G.K. Chesterton Society

of Springfield, Massachusetts





" Art, like morality, consists of

drawing the line somewhere. "

Who is G.K. Chesterton?


Gilbert Keith Chesterton was an English writer who lived from 1874 to 1936, and is considered by many to be one of the greatest thinkers of the 20th century. The subject matter of his writing spans nearly every topic imaginable, from the dangers of big government, to the truth of the Catholic Faith, to the goodness of beer. Among the books penned by Chesterton are Orthodoxy, The Everlasting Man, What's Wrong with the World, Heretics, and The Outline of Sanity. He is also the author of a number of fictional works, the most famous of which is his Father Brown, detective series. Other of his fictional works include The Ball and the Cross, The Man Who was Thursday, and Man Alive. But that's not all! Chesterton was also a poet. Among the poems he wrote is The Ballad of the White Horse, an epic poem about the defense of England by King Alfred the Great, as well as Lepanto, about the battle of Lepanto, fought by Europe against the invading Muslims.

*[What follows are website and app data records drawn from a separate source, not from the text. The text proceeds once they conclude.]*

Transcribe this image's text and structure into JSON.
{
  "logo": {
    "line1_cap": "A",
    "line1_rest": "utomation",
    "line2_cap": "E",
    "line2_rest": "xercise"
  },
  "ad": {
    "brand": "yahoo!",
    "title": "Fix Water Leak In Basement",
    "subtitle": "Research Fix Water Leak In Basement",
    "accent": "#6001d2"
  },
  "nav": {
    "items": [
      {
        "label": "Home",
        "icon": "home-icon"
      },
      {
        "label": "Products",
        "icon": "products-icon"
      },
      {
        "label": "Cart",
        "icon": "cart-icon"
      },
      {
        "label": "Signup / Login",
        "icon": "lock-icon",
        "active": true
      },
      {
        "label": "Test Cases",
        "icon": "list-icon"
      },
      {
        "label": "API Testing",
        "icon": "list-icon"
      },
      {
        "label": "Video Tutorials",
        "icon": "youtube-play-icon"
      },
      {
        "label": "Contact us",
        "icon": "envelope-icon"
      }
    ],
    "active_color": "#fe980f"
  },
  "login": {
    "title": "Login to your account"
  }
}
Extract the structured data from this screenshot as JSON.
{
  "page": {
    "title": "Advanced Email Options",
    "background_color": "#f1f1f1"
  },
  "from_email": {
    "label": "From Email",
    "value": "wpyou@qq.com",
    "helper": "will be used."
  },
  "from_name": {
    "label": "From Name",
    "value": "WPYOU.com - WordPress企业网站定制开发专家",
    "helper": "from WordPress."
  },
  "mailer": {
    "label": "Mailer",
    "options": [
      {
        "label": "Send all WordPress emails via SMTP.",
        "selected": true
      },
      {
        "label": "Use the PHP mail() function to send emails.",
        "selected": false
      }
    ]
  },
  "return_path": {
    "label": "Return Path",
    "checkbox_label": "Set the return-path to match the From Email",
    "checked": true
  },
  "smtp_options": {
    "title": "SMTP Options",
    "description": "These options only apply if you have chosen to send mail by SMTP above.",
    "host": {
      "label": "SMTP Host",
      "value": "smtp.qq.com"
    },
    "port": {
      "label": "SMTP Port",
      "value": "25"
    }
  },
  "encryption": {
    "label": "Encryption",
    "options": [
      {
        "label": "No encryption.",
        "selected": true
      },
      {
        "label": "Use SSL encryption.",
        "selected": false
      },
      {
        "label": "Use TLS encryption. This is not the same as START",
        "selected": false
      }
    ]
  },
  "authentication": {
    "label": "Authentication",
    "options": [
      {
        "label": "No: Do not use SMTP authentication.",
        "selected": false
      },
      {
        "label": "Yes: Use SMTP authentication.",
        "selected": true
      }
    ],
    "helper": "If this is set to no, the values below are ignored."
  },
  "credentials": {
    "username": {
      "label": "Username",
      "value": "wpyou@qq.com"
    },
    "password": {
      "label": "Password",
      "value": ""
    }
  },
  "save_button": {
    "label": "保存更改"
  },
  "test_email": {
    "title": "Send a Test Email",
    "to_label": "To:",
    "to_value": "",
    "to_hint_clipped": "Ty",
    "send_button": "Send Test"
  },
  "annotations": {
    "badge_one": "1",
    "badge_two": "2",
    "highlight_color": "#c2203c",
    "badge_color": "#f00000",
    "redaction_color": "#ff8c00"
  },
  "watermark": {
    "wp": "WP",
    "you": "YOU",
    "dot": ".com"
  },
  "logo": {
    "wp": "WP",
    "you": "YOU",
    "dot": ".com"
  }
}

G.K. Chesterton has been called the Apostle of Common Sense. He was a defender of common things and the common man, of the family, and of the poor. He opposed both Big Government and Big Business as enemies of these. A convert to Catholicism, G.K. Chesterton defended the Catholic Church long before he entered it. For Chesterton, the Church was the one lasting beacon of sanity in a world torn by ideological fads. Although Chesterton wrote in the first part of the 20th century, his writing is timeless, and is as relevant today as it was over eighty years ago.